§ The data
================
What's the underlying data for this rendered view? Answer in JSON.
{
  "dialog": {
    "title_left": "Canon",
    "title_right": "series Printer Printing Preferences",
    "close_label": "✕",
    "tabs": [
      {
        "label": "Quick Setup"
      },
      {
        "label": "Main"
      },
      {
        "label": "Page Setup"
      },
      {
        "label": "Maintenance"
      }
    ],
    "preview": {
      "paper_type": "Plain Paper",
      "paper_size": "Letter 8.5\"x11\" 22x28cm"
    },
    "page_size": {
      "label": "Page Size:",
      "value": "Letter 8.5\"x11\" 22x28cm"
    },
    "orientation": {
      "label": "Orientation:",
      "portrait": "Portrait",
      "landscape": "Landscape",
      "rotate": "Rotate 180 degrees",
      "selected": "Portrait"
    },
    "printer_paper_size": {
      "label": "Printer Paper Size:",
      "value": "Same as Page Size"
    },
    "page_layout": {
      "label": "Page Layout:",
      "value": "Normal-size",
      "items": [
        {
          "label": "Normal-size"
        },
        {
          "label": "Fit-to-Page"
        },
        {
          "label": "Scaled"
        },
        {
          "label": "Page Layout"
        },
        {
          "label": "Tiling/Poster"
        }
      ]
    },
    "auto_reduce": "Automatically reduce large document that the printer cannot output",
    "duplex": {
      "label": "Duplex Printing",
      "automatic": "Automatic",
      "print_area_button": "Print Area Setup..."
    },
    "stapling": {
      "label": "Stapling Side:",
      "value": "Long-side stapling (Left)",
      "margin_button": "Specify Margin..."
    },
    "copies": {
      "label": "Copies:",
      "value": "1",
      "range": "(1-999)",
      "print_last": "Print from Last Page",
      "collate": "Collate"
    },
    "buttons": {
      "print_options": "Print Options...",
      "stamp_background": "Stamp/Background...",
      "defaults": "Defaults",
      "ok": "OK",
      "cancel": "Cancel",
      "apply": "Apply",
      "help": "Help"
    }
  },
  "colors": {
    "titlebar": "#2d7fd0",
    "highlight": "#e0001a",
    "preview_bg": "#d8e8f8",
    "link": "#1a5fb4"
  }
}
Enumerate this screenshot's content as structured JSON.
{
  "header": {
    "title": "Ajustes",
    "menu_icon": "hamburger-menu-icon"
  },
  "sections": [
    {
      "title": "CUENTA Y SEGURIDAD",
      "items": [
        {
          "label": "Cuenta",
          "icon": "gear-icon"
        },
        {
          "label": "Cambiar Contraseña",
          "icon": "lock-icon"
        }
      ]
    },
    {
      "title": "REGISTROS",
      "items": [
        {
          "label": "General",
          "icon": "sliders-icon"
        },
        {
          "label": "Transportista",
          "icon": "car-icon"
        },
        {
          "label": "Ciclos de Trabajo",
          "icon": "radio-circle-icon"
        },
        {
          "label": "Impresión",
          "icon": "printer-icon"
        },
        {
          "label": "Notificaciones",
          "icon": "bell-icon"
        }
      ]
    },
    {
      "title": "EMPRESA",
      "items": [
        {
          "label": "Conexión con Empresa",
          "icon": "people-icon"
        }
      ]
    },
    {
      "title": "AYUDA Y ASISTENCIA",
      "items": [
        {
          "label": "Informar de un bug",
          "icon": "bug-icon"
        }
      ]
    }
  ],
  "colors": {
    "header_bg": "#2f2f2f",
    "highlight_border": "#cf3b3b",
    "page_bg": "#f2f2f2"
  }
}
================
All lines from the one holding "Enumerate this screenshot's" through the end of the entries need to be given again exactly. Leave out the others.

Enumerate this screenshot's content as structured JSON.
{
  "header": {
    "title": "Ajustes",
    "menu_icon": "hamburger-menu-icon"
  },
  "sections": [
    {
      "title": "CUENTA Y SEGURIDAD",
      "items": [
        {
          "label": "Cuenta",
          "icon": "gear-icon"
        },
        {
          "label": "Cambiar Contraseña",
          "icon": "lock-icon"
        }
      ]
    },
    {
      "title": "REGISTROS",
      "items": [
        {
          "label": "General",
          "icon": "sliders-icon"
        },
        {
          "label": "Transportista",
          "icon": "car-icon"
        },
        {
          "label": "Ciclos de Trabajo",
          "icon": "radio-circle-icon"
        },
        {
          "label": "Impresión",
          "icon": "printer-icon"
        },
        {
          "label": "Notificaciones",
          "icon": "bell-icon"
        }
      ]
    },
    {
      "title": "EMPRESA",
      "items": [
        {
          "label": "Conexión con Empresa",
          "icon": "people-icon"
        }
      ]
    },
    {
      "title": "AYUDA Y ASISTENCIA",
      "items": [
        {
          "label": "Informar de un bug",
          "icon": "bug-icon"
        }
      ]
    }
  ],
  "colors": {
    "header_bg": "#2f2f2f",
    "highlight_border": "#cf3b3b",
    "page_bg": "#f2f2f2"
  }
}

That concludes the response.